YOUR INSTRUCTIONS -> In the material below, some lines carry "JSON". Copy each such line.

SOURCE DATA ->
━━━━━━

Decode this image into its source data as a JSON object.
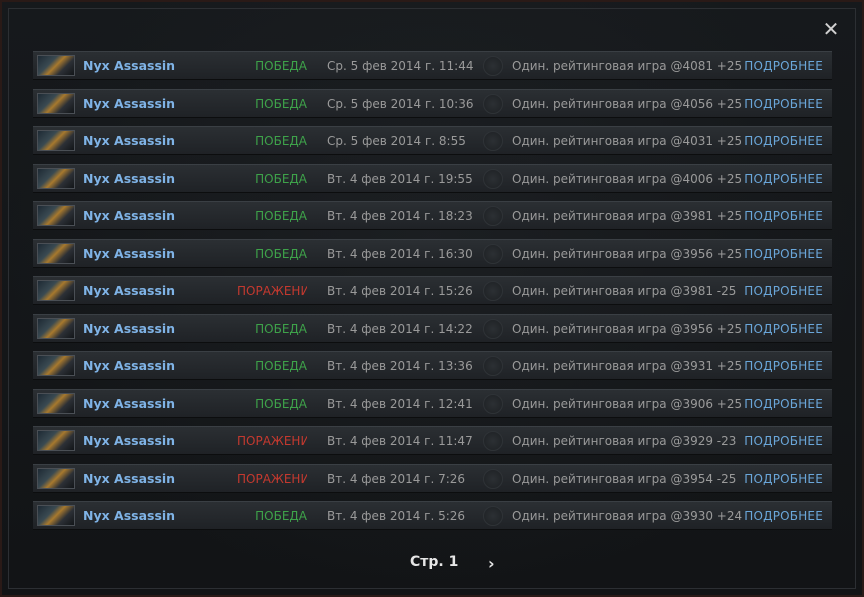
{
  "close_icon": "close-icon",
  "matches": [
    {
      "hero": "Nyx Assassin",
      "result": "ПОБЕДА",
      "outcome": "win",
      "date": "Ср. 5 фев 2014 г. 11:44",
      "mode": "Один. рейтинговая игра @4081 +25",
      "details": "ПОДРОБНЕЕ"
    },
    {
      "hero": "Nyx Assassin",
      "result": "ПОБЕДА",
      "outcome": "win",
      "date": "Ср. 5 фев 2014 г. 10:36",
      "mode": "Один. рейтинговая игра @4056 +25",
      "details": "ПОДРОБНЕЕ"
    },
    {
      "hero": "Nyx Assassin",
      "result": "ПОБЕДА",
      "outcome": "win",
      "date": "Ср. 5 фев 2014 г. 8:55",
      "mode": "Один. рейтинговая игра @4031 +25",
      "details": "ПОДРОБНЕЕ"
    },
    {
      "hero": "Nyx Assassin",
      "result": "ПОБЕДА",
      "outcome": "win",
      "date": "Вт. 4 фев 2014 г. 19:55",
      "mode": "Один. рейтинговая игра @4006 +25",
      "details": "ПОДРОБНЕЕ"
    },
    {
      "hero": "Nyx Assassin",
      "result": "ПОБЕДА",
      "outcome": "win",
      "date": "Вт. 4 фев 2014 г. 18:23",
      "mode": "Один. рейтинговая игра @3981 +25",
      "details": "ПОДРОБНЕЕ"
    },
    {
      "hero": "Nyx Assassin",
      "result": "ПОБЕДА",
      "outcome": "win",
      "date": "Вт. 4 фев 2014 г. 16:30",
      "mode": "Один. рейтинговая игра @3956 +25",
      "details": "ПОДРОБНЕЕ"
    },
    {
      "hero": "Nyx Assassin",
      "result": "ПОРАЖЕНИ",
      "outcome": "loss",
      "date": "Вт. 4 фев 2014 г. 15:26",
      "mode": "Один. рейтинговая игра @3981 -25",
      "details": "ПОДРОБНЕЕ"
    },
    {
      "hero": "Nyx Assassin",
      "result": "ПОБЕДА",
      "outcome": "win",
      "date": "Вт. 4 фев 2014 г. 14:22",
      "mode": "Один. рейтинговая игра @3956 +25",
      "details": "ПОДРОБНЕЕ"
    },
    {
      "hero": "Nyx Assassin",
      "result": "ПОБЕДА",
      "outcome": "win",
      "date": "Вт. 4 фев 2014 г. 13:36",
      "mode": "Один. рейтинговая игра @3931 +25",
      "details": "ПОДРОБНЕЕ"
    },
    {
      "hero": "Nyx Assassin",
      "result": "ПОБЕДА",
      "outcome": "win",
      "date": "Вт. 4 фев 2014 г. 12:41",
      "mode": "Один. рейтинговая игра @3906 +25",
      "details": "ПОДРОБНЕЕ"
    },
    {
      "hero": "Nyx Assassin",
      "result": "ПОРАЖЕНИ",
      "outcome": "loss",
      "date": "Вт. 4 фев 2014 г. 11:47",
      "mode": "Один. рейтинговая игра @3929 -23",
      "details": "ПОДРОБНЕЕ"
    },
    {
      "hero": "Nyx Assassin",
      "result": "ПОРАЖЕНИ",
      "outcome": "loss",
      "date": "Вт. 4 фев 2014 г. 7:26",
      "mode": "Один. рейтинговая игра @3954 -25",
      "details": "ПОДРОБНЕЕ"
    },
    {
      "hero": "Nyx Assassin",
      "result": "ПОБЕДА",
      "outcome": "win",
      "date": "Вт. 4 фев 2014 г. 5:26",
      "mode": "Один. рейтинговая игра @3930 +24",
      "details": "ПОДРОБНЕЕ"
    }
  ],
  "pager": {
    "label": "Стр. 1",
    "next_icon": "chevron-right-icon"
  },
  "colors": {
    "win": "#3ea24a",
    "loss": "#c4392f",
    "hero": "#7fb3e6",
    "link": "#6aa6d9"
  }
}
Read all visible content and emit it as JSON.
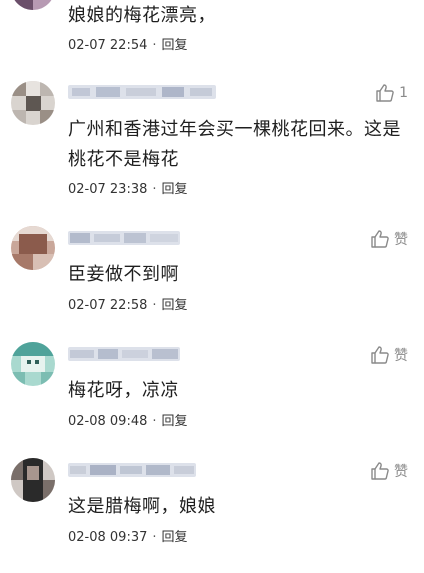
{
  "comments": [
    {
      "content": "娘娘的梅花漂亮，",
      "time": "02-07 22:54",
      "separator": "·",
      "reply_label": "回复",
      "like_text": "",
      "like_icon": "thumbs-up-icon",
      "avatar_colors": [
        "#6b4f6a",
        "#b79ab3",
        "#e8dce6"
      ]
    },
    {
      "content": "广州和香港过年会买一棵桃花回来。这是桃花不是梅花",
      "time": "02-07 23:38",
      "separator": "·",
      "reply_label": "回复",
      "like_text": "1",
      "like_icon": "thumbs-up-icon",
      "avatar_colors": [
        "#9a8f86",
        "#d9d4cf",
        "#5e5752"
      ]
    },
    {
      "content": "臣妾做不到啊",
      "time": "02-07 22:58",
      "separator": "·",
      "reply_label": "回复",
      "like_text": "赞",
      "like_icon": "thumbs-up-icon",
      "avatar_colors": [
        "#8b5b4c",
        "#c9a79a",
        "#e6d9d2"
      ]
    },
    {
      "content": "梅花呀，凉凉",
      "time": "02-08 09:48",
      "separator": "·",
      "reply_label": "回复",
      "like_text": "赞",
      "like_icon": "thumbs-up-icon",
      "avatar_colors": [
        "#4fa39a",
        "#a9d9cf",
        "#e7f3ef"
      ]
    },
    {
      "content": "这是腊梅啊，娘娘",
      "time": "02-08 09:37",
      "separator": "·",
      "reply_label": "回复",
      "like_text": "赞",
      "like_icon": "thumbs-up-icon",
      "avatar_colors": [
        "#2a2a2a",
        "#7a6f6a",
        "#cfc8c4"
      ]
    }
  ],
  "colors": {
    "blur_name": "#c7ccd9",
    "blur_name_dark": "#a9b0c2",
    "like_gray": "#8a8a8a"
  }
}
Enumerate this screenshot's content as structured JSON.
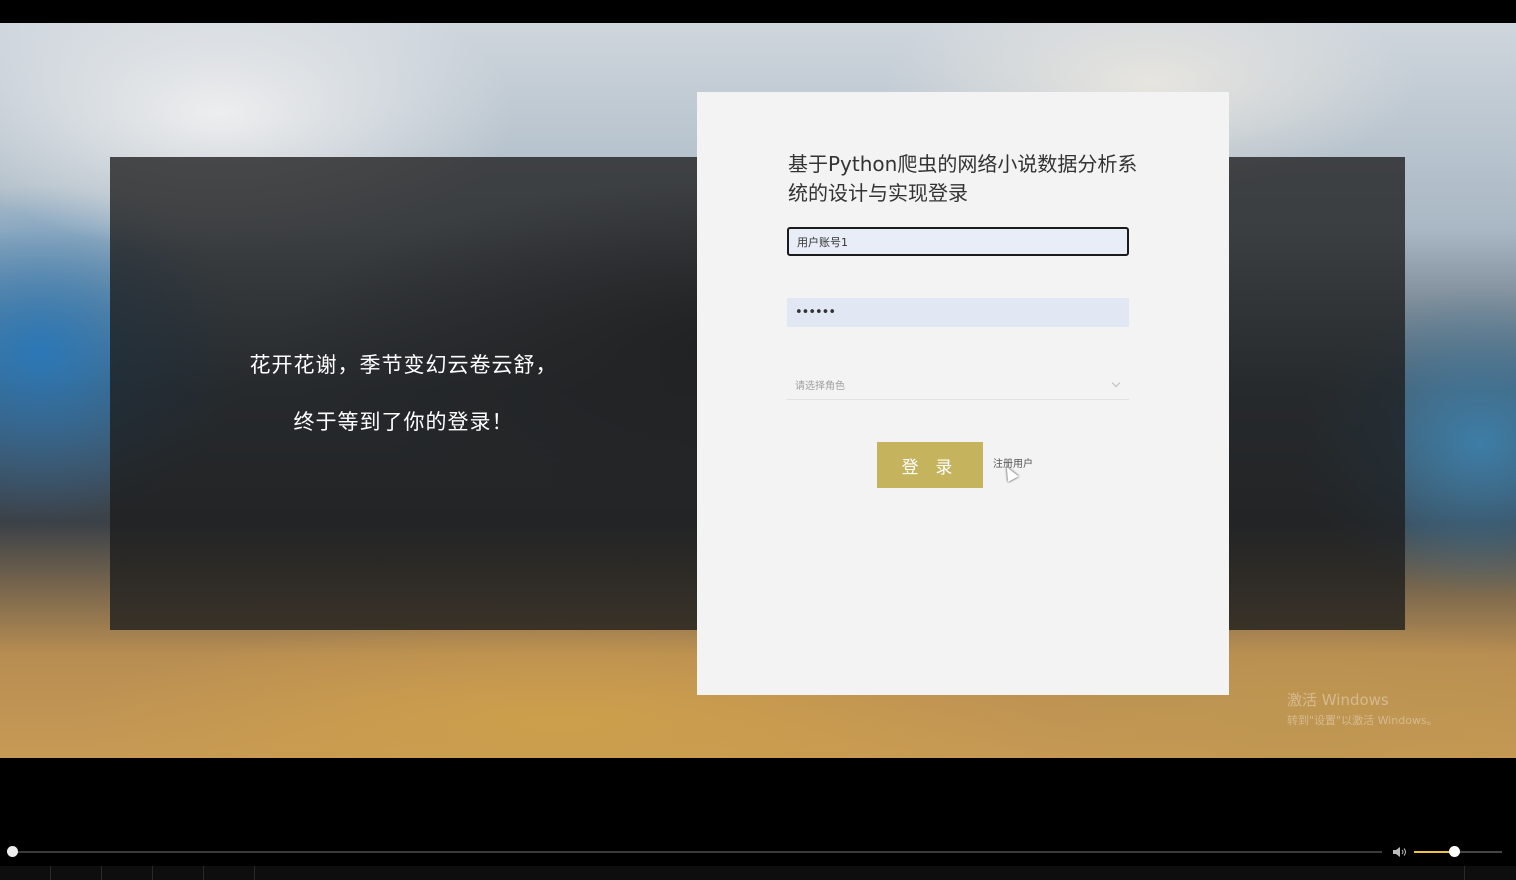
{
  "slogan": {
    "line1": "花开花谢，季节变幻云卷云舒，",
    "line2": "终于等到了你的登录！"
  },
  "login": {
    "title": "基于Python爬虫的网络小说数据分析系统的设计与实现登录",
    "account_value": "用户账号1",
    "password_value": "••••••",
    "role_placeholder": "请选择角色",
    "login_label": "登 录",
    "register_label": "注册用户",
    "button_color": "#c6b35e"
  },
  "watermark": {
    "line1": "激活 Windows",
    "line2": "转到\"设置\"以激活 Windows。"
  },
  "player": {
    "progress": 0.0,
    "volume": 0.45,
    "accent_color": "#f0c43a"
  }
}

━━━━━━

OUTPUT ->
Decode this image into its source data as a JSON object.
Read all visible content and emit it as JSON.
Enumerate this screenshot's content as structured JSON.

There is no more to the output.